Monday, July 29, 2002

First, jumbo squid in California beached themselves.

Now, whales around Cape Cod have too.

What does this mean? Could it possibly mean that MEG is actually happening?

Carcharodon megalodon is the extinct (or is it???) ancestor of the great white shark. Imagine if the shark in Jaws was about 10 times bigger. You'd have a meg. A predator programmed only to eat. With a bite radius of about 10 feet wide and sharp surrated teeth bigger than your hand, Meg could easily swallow a human whole.

In the story, a scientist (that would be played by Bruce Willis if I made a movie out of it) theorizes that it could be possible for this predator to still be alive today. He believes that when whatever killed the dinosaurs happened, megalodons could have survived it by diving to the incredibly deep waters of the Marianna Trench in the Pacific Ocean. They could have survived in the surprisingly warm waters of the trench (the volcanic action there keeps the bottom water warm). However, because the deeper in the ocean you go the colder it gets until you reach the magma-warmed layers of the 2 mile deep trench, such a beast could not have survived the icy trip back up. So for millions of years, meg could have survived and evolved without the human race ever noticing.
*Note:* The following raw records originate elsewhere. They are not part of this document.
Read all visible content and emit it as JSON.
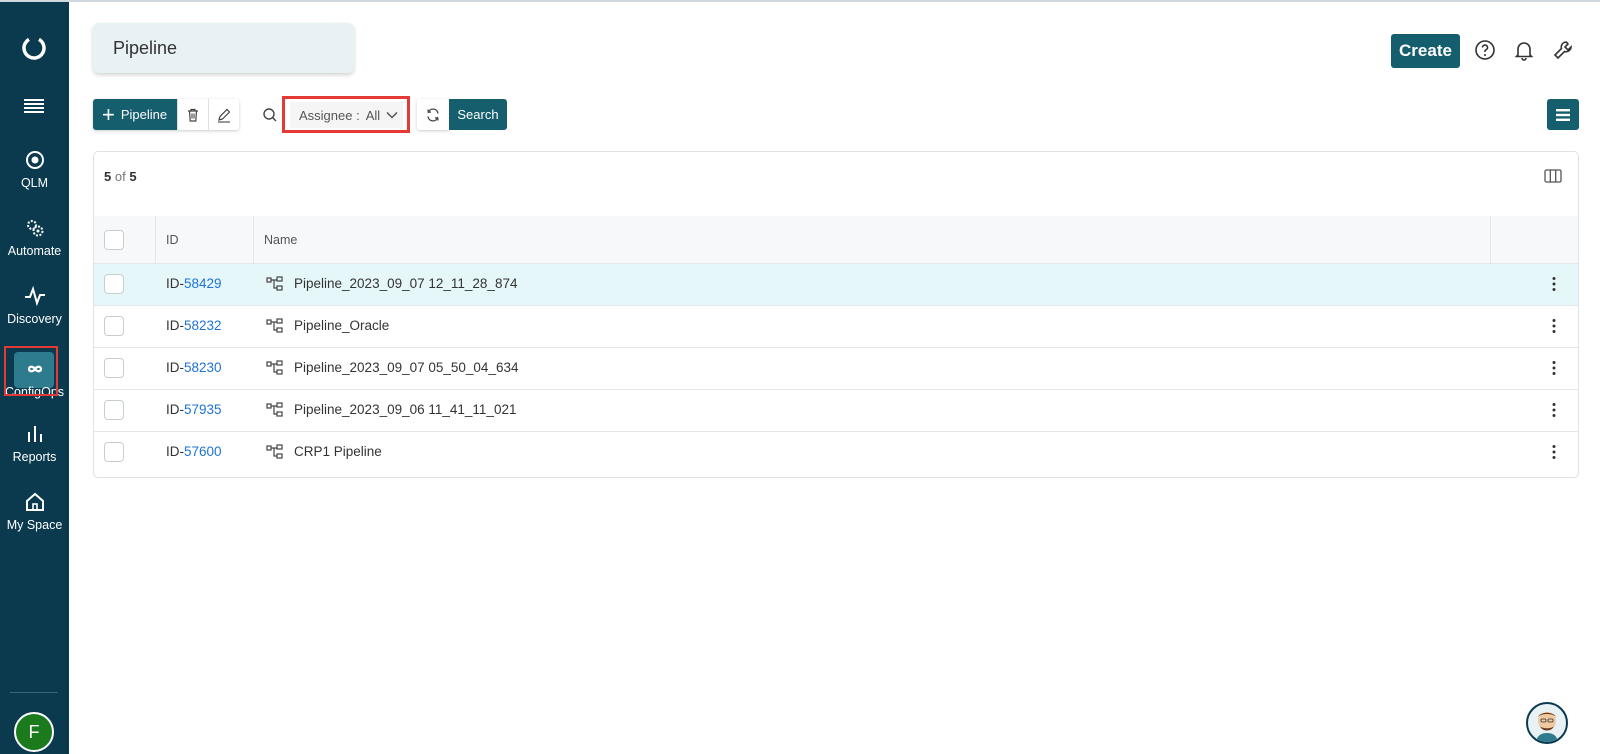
{
  "sidebar": {
    "items": [
      {
        "label": "QLM",
        "icon": "qlm-icon"
      },
      {
        "label": "Automate",
        "icon": "automate-gears-icon"
      },
      {
        "label": "Discovery",
        "icon": "pulse-icon"
      },
      {
        "label": "ConfigOps",
        "icon": "infinity-link-icon"
      },
      {
        "label": "Reports",
        "icon": "bar-chart-icon"
      },
      {
        "label": "My Space",
        "icon": "home-icon"
      }
    ],
    "user_initial": "F"
  },
  "header": {
    "title": "Pipeline",
    "create_label": "Create"
  },
  "toolbar": {
    "add_label": "Pipeline",
    "assignee_label": "Assignee :",
    "assignee_value": "All",
    "search_label": "Search"
  },
  "table": {
    "count_shown": "5",
    "count_of": "of",
    "count_total": "5",
    "columns": [
      "ID",
      "Name"
    ],
    "rows": [
      {
        "id_prefix": "ID-",
        "id_num": "58429",
        "name": "Pipeline_2023_09_07 12_11_28_874"
      },
      {
        "id_prefix": "ID-",
        "id_num": "58232",
        "name": "Pipeline_Oracle"
      },
      {
        "id_prefix": "ID-",
        "id_num": "58230",
        "name": "Pipeline_2023_09_07 05_50_04_634"
      },
      {
        "id_prefix": "ID-",
        "id_num": "57935",
        "name": "Pipeline_2023_09_06 11_41_11_021"
      },
      {
        "id_prefix": "ID-",
        "id_num": "57600",
        "name": "CRP1 Pipeline"
      }
    ]
  },
  "colors": {
    "sidebar_bg": "#0b3a4f",
    "primary": "#155e6e",
    "link": "#1e73d6",
    "highlight_box": "#e53935",
    "selected_row": "#e6f7fa"
  }
}
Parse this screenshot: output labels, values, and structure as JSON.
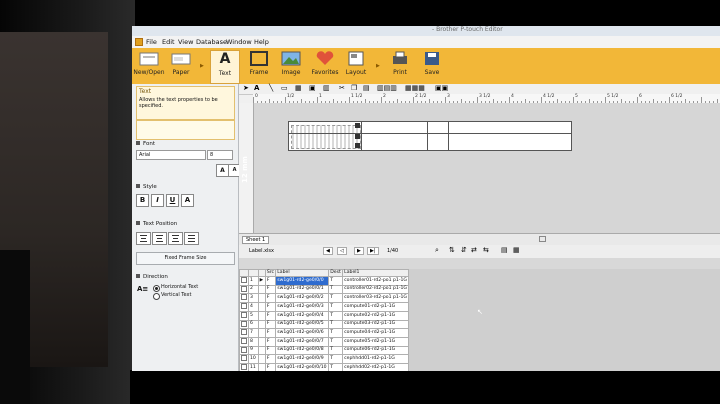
{
  "window": {
    "title_fragment": "- Brother P-touch Editor"
  },
  "menu": [
    "File",
    "Edit",
    "View",
    "Database",
    "Window",
    "Help"
  ],
  "ribbon": {
    "new_open": "New/Open",
    "paper": "Paper",
    "text": "Text",
    "frame": "Frame",
    "image": "Image",
    "favorites": "Favorites",
    "layout": "Layout",
    "print": "Print",
    "save": "Save"
  },
  "panel": {
    "section_title": "Text",
    "description": "Allows the text properties to be specified.",
    "font_header": "Font",
    "font_name": "Arial",
    "font_size": "8",
    "style_header": "Style",
    "style_buttons": [
      "B",
      "I",
      "U",
      "A"
    ],
    "text_position_header": "Text Position",
    "fixed_frame_size": "Fixed Frame Size",
    "direction_header": "Direction",
    "horizontal_text": "Horizontal Text",
    "vertical_text": "Vertical Text"
  },
  "ruler": {
    "labels": [
      "0",
      "1/2",
      "1",
      "1 1/2",
      "2",
      "2 1/2",
      "3",
      "3 1/2",
      "4",
      "4 1/2",
      "5",
      "5 1/2",
      "6",
      "6 1/2"
    ]
  },
  "tape": {
    "width_label": "12 mm"
  },
  "sheet_tab": "Sheet 1",
  "database": {
    "file": "Label.xlsx",
    "record_counter": "1/40",
    "columns": [
      "Src",
      "Label",
      "Dest",
      "Label1"
    ],
    "rows": [
      {
        "n": "1",
        "src": "F",
        "label": "sw1g01-rd2-ge0/0/0",
        "dest": "T",
        "label1": "controller01-rd2-po1 p1-1G"
      },
      {
        "n": "2",
        "src": "F",
        "label": "sw1g01-rd2-ge0/0/1",
        "dest": "T",
        "label1": "controller02-rd2-po1 p1-1G"
      },
      {
        "n": "3",
        "src": "F",
        "label": "sw1g01-rd2-ge0/0/2",
        "dest": "T",
        "label1": "controller03-rd2-po1 p1-1G"
      },
      {
        "n": "4",
        "src": "F",
        "label": "sw1g01-rd2-ge0/0/3",
        "dest": "T",
        "label1": "compute01-rd2-p1-1G"
      },
      {
        "n": "5",
        "src": "F",
        "label": "sw1g01-rd2-ge0/0/4",
        "dest": "T",
        "label1": "compute02-rd2-p1-1G"
      },
      {
        "n": "6",
        "src": "F",
        "label": "sw1g01-rd2-ge0/0/5",
        "dest": "T",
        "label1": "compute03-rd2-p1-1G"
      },
      {
        "n": "7",
        "src": "F",
        "label": "sw1g01-rd2-ge0/0/6",
        "dest": "T",
        "label1": "compute04-rd2-p1-1G"
      },
      {
        "n": "8",
        "src": "F",
        "label": "sw1g01-rd2-ge0/0/7",
        "dest": "T",
        "label1": "compute05-rd2-p1-1G"
      },
      {
        "n": "9",
        "src": "F",
        "label": "sw1g01-rd2-ge0/0/8",
        "dest": "T",
        "label1": "compute06-rd2-p1-1G"
      },
      {
        "n": "10",
        "src": "F",
        "label": "sw1g01-rd2-ge0/0/9",
        "dest": "T",
        "label1": "cephhdd01-rd2-p1-1G"
      },
      {
        "n": "11",
        "src": "F",
        "label": "sw1g01-rd2-ge0/0/10",
        "dest": "T",
        "label1": "cephhdd02-rd2-p1-1G"
      },
      {
        "n": "12",
        "src": "F",
        "label": "sw1g01-rd2-ge0/0/11",
        "dest": "T",
        "label1": "cephhdd03-rd2-p1-1G"
      },
      {
        "n": "13",
        "src": "F",
        "label": "sw1g01-rd2-ge0/0/12",
        "dest": "T",
        "label1": "cephhdd04-rd2-p1-1G"
      }
    ]
  },
  "colors": {
    "ribbon": "#f2b738",
    "selection": "#2f6ccf",
    "canvas": "#d6d6d6"
  }
}
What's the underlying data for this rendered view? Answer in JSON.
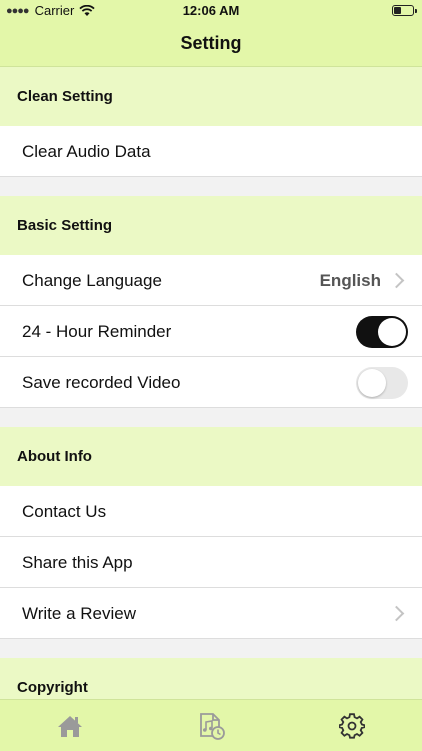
{
  "status": {
    "carrier": "Carrier",
    "time": "12:06 AM"
  },
  "nav": {
    "title": "Setting"
  },
  "sections": {
    "clean": {
      "title": "Clean Setting",
      "clear_audio": "Clear Audio Data"
    },
    "basic": {
      "title": "Basic Setting",
      "language_label": "Change Language",
      "language_value": "English",
      "reminder_label": "24 - Hour Reminder",
      "reminder_on": true,
      "save_video_label": "Save recorded Video",
      "save_video_on": false
    },
    "about": {
      "title": "About Info",
      "contact": "Contact Us",
      "share": "Share this App",
      "review": "Write a Review"
    },
    "copyright": {
      "title": "Copyright"
    }
  },
  "tabs": [
    {
      "name": "home",
      "icon": "home-icon"
    },
    {
      "name": "recordings",
      "icon": "audio-file-icon"
    },
    {
      "name": "settings",
      "icon": "gear-icon"
    }
  ],
  "colors": {
    "accent": "#e3f7a9",
    "section_bg": "#ebf9c5",
    "toggle_on": "#111111"
  }
}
Of course, the story revovles around the scientist, Jonas (interesting name...wanna, going to the Marianna Trench and freaking out at the site of a 70 foot glowing white shark. In a bizarre accident, one meg gets tangled up in the 2 miles wiring attached to a bathosphere (I think that's the deep sea ship) while another shark lunges upward for a feeding frenzy on the tangled one. This female meg is apparently able to survive the icy trip up swimming in the trail of warm blood from her meal that's being pulled up to the surface. Once in the warm top layers of ocean, the femal megalodon wrecks havoc "jaws-style."

What I find interesting about these sea animal beaching themselves, not to mention the recent rash of shark attacks, is that is kind of what started happening in this book. Sea creatures were getting spooked by this eating-machine and changed their migration patterns and swam too close to the shore. They started beaching themselves to avoid a worse fate of being chomped to death.

So, stuff like a mass whale beaching peaks my interest because I think what if there really is a megalodon out there. How would we know if there was one out there (aside from the 10 foot dorsal fin)? And why in the heck do I think that a present-day megalodon would be kinda cool? Such is my fascination with sharks.

Is it safe to go back out in the water?

No comments: